Give back all of the data exactly as it appears here.

START Records shown

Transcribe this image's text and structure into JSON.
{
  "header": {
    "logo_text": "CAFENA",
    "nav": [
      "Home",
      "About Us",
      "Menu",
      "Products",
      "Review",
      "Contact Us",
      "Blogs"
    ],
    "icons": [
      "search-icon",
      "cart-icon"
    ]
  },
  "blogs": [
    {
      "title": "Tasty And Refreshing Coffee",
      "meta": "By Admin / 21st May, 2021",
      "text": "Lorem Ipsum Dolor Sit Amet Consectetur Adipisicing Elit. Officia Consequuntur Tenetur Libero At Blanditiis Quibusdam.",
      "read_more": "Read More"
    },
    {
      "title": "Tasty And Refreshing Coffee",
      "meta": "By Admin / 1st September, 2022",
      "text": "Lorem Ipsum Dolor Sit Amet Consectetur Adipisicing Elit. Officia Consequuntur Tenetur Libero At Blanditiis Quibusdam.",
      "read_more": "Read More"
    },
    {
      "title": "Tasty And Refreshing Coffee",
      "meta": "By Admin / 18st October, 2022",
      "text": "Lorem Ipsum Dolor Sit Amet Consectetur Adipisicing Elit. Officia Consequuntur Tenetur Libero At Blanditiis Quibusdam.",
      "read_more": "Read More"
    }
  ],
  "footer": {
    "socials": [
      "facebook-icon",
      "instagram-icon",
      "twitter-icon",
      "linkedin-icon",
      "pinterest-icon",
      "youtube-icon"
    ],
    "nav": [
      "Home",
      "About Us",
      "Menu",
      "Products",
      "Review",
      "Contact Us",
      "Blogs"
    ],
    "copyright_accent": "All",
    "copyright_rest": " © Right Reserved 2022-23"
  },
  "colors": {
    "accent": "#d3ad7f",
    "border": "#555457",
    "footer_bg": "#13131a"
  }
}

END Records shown

→ Solution to the exercise:
Transcribe this image's text and structure into JSON.
{
  "header": {
    "logo_text": "CAFENA",
    "nav": [
      "Home",
      "About Us",
      "Menu",
      "Products",
      "Review",
      "Contact Us",
      "Blogs"
    ],
    "icons": [
      "search-icon",
      "cart-icon"
    ]
  },
  "blogs": [
    {
      "title": "Tasty And Refreshing Coffee",
      "meta": "By Admin / 21st May, 2021",
      "text": "Lorem Ipsum Dolor Sit Amet Consectetur Adipisicing Elit. Officia Consequuntur Tenetur Libero At Blanditiis Quibusdam.",
      "read_more": "Read More"
    },
    {
      "title": "Tasty And Refreshing Coffee",
      "meta": "By Admin / 1st September, 2022",
      "text": "Lorem Ipsum Dolor Sit Amet Consectetur Adipisicing Elit. Officia Consequuntur Tenetur Libero At Blanditiis Quibusdam.",
      "read_more": "Read More"
    },
    {
      "title": "Tasty And Refreshing Coffee",
      "meta": "By Admin / 18st October, 2022",
      "text": "Lorem Ipsum Dolor Sit Amet Consectetur Adipisicing Elit. Officia Consequuntur Tenetur Libero At Blanditiis Quibusdam.",
      "read_more": "Read More"
    }
  ],
  "footer": {
    "socials": [
      "facebook-icon",
      "instagram-icon",
      "twitter-icon",
      "linkedin-icon",
      "pinterest-icon",
      "youtube-icon"
    ],
    "nav": [
      "Home",
      "About Us",
      "Menu",
      "Products",
      "Review",
      "Contact Us",
      "Blogs"
    ],
    "copyright_accent": "All",
    "copyright_rest": " © Right Reserved 2022-23"
  },
  "colors": {
    "accent": "#d3ad7f",
    "border": "#555457",
    "footer_bg": "#13131a"
  }
}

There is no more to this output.